**TASK DESCRIPTION**: Reproduce each line from the records that holds "ROULETTE".

*** Opening DATA RECORDS ***

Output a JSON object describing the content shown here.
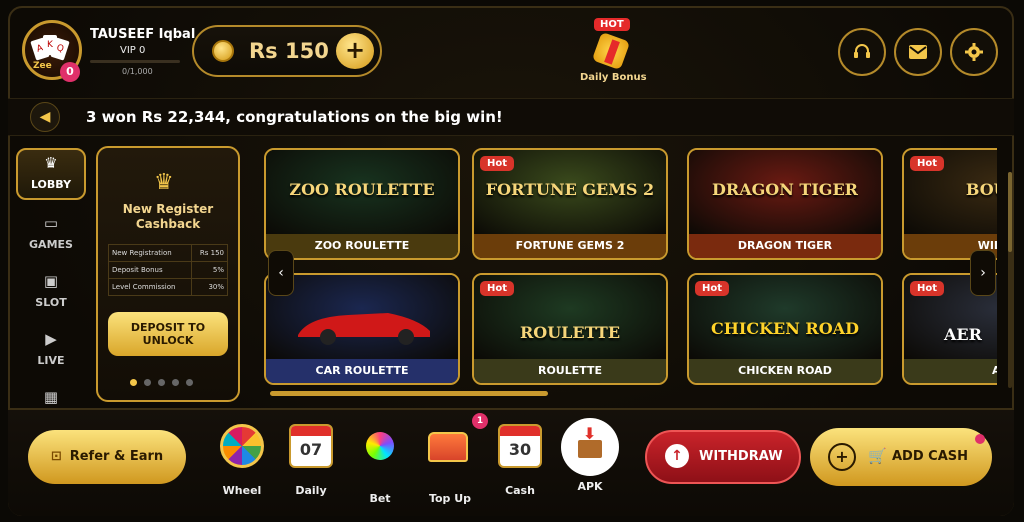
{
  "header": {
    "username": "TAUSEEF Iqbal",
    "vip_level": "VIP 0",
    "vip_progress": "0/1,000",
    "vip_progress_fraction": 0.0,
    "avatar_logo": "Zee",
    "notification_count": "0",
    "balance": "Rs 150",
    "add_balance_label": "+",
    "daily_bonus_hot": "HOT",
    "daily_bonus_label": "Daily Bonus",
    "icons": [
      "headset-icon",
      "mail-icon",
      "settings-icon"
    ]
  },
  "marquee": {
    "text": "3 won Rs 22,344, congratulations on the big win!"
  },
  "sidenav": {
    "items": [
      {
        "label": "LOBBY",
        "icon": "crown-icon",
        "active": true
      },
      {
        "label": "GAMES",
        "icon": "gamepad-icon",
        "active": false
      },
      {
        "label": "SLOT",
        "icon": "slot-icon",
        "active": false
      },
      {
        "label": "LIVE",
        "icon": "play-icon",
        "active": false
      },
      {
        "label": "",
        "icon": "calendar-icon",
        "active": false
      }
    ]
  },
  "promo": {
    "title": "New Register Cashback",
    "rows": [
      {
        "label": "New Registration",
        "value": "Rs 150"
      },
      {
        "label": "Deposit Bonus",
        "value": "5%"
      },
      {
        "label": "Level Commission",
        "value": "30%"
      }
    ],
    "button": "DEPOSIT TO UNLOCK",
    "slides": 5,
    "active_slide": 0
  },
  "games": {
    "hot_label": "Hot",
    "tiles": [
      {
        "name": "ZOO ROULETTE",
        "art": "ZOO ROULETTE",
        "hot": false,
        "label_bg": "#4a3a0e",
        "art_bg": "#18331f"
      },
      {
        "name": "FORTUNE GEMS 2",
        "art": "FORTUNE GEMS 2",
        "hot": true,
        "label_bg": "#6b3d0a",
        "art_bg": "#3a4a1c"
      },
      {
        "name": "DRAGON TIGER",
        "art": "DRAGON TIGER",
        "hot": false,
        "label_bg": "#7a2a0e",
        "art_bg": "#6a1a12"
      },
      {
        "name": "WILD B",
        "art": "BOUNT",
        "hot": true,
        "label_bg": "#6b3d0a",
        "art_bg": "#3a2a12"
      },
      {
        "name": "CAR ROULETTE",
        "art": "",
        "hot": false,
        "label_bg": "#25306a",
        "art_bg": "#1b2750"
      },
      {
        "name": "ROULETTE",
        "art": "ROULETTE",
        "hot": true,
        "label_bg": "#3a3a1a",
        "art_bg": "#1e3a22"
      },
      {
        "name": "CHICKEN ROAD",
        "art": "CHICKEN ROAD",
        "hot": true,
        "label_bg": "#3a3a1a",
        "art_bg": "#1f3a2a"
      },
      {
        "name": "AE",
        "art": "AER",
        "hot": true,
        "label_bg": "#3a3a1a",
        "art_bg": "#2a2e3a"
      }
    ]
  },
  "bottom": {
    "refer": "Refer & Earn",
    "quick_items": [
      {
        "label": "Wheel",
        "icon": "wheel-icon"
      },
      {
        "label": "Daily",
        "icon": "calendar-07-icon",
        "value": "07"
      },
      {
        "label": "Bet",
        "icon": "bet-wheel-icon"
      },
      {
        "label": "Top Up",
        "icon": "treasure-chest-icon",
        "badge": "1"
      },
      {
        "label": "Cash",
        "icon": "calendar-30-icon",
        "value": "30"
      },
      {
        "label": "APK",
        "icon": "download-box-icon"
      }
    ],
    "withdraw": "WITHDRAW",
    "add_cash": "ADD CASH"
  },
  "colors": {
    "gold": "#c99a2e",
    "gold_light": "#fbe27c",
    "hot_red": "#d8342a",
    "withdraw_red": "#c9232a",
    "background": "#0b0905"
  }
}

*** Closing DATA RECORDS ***
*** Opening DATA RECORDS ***

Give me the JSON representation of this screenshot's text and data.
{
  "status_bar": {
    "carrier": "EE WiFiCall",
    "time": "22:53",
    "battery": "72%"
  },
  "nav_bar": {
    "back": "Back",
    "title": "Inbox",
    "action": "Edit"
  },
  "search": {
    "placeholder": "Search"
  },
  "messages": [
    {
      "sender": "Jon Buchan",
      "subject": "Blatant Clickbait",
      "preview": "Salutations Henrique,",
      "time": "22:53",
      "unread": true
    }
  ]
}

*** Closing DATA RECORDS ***

**RESULT**:
        "name": "ZOO ROULETTE",
        "art": "ZOO ROULETTE",
        "name": "CAR ROULETTE",
        "name": "ROULETTE",
        "art": "ROULETTE",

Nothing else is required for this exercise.